The book is nicely organised into five sections, elementally. Earth is about community including finding our way home to Paganism and the families we create that nourish us. It contains stories by Margot Adler and Judy Harrow. Two of my favourites were “A Witch is Seldom Alone” by Cat Chapin-Bishop, who always manages to communicate something so special, and “Sharing a Common Flame”, a beautiful Yule ritual that Wildman recounts (and that I will surely borrow).
Air is about the learning process – teachers, students, mentors, and inner guides. We hear from Francesca De Grandis, T. Thorn Coyle, Wren Walker, Frederic Lamond, and Ellen Evert Hopman. One of my favourites here is John Yohalem’s “Leon’s Template” about the people that show us the path and those who discover it. There is value in both formal training and the spontaneity of those who are simply inspired from within to know exactly what they are supposed to do.

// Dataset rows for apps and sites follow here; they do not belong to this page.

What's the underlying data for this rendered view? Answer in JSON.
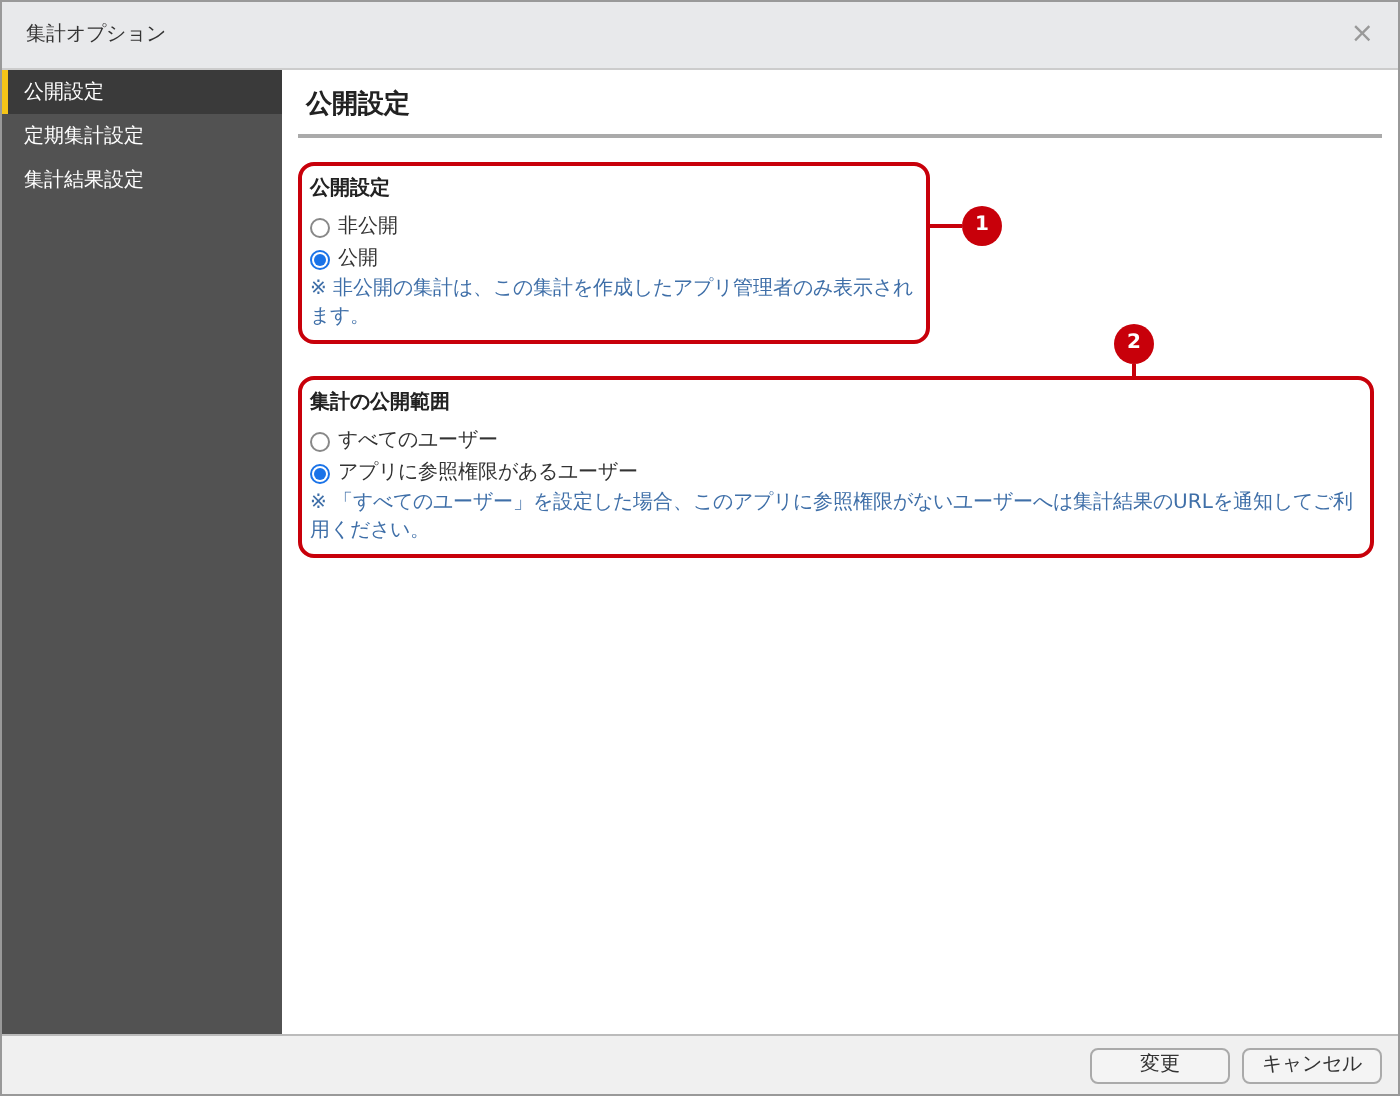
{
  "window": {
    "title": "集計オプション",
    "close": "×"
  },
  "sidebar": {
    "items": [
      {
        "label": "公開設定",
        "selected": true
      },
      {
        "label": "定期集計設定",
        "selected": false
      },
      {
        "label": "集計結果設定",
        "selected": false
      }
    ]
  },
  "section": {
    "title": "公開設定"
  },
  "groups": [
    {
      "title": "公開設定",
      "options": [
        {
          "label": "非公開",
          "selected": false
        },
        {
          "label": "公開",
          "selected": true
        }
      ],
      "note": "※ 非公開の集計は、この集計を作成したアプリ管理者のみ表示されます。",
      "callout": "1"
    },
    {
      "title": "集計の公開範囲",
      "options": [
        {
          "label": "すべてのユーザー",
          "selected": false
        },
        {
          "label": "アプリに参照権限があるユーザー",
          "selected": true
        }
      ],
      "note": "※ 「すべてのユーザー」を設定した場合、このアプリに参照権限がないユーザーへは集計結果のURLを通知してご利用ください。",
      "callout": "2"
    }
  ],
  "buttons": [
    "変更",
    "キャンセル"
  ]
}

Fire is about magical transformation. M. Macha NightMare, Carl McColman, Oberon Zell-Ravenheart, Penny Novack, Sue Curewitz Arthen, and others share stories of magic, transformation, and life passages. One interesting essay from K.A. Laity, a medievalist, explores the treasury of witchcraft, charms, and hexes found in medieval texts.

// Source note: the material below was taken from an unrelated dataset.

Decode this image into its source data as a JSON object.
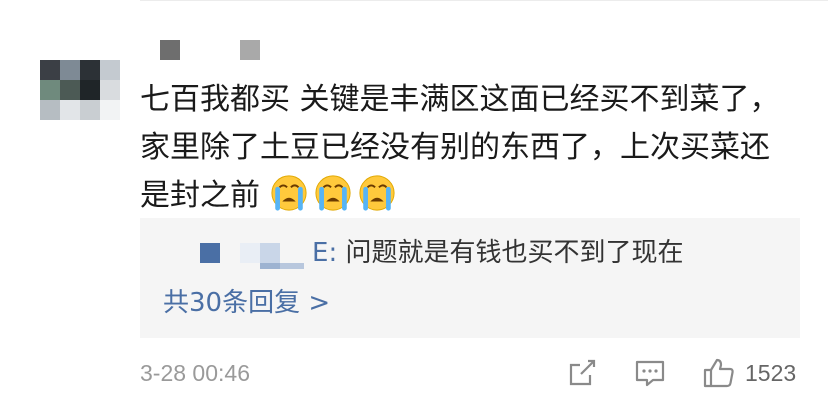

Water is about the seasons and cycles of life. It includes stories of marriage, children, life, and death from Patricia Monaghan, Barbara Ardinger, Michael York, and many others. Finally, Spirit contains stories of the Gods and Goddesses in our lives from Starhawk, Grey Cat, and others.
Celebrating the Pagan Soul brings together people from various traditions including Witches and Wiccans, Heathens, Druids, and Recons, but as I read through it, it wasn’t clear or even particularly important what tradition the writer followed. These stories reveal a humanity that transcends differences in training and traditions. The quality of the writing is very good and although it’s not a guide to Paganism, it is full of insight and inspiration.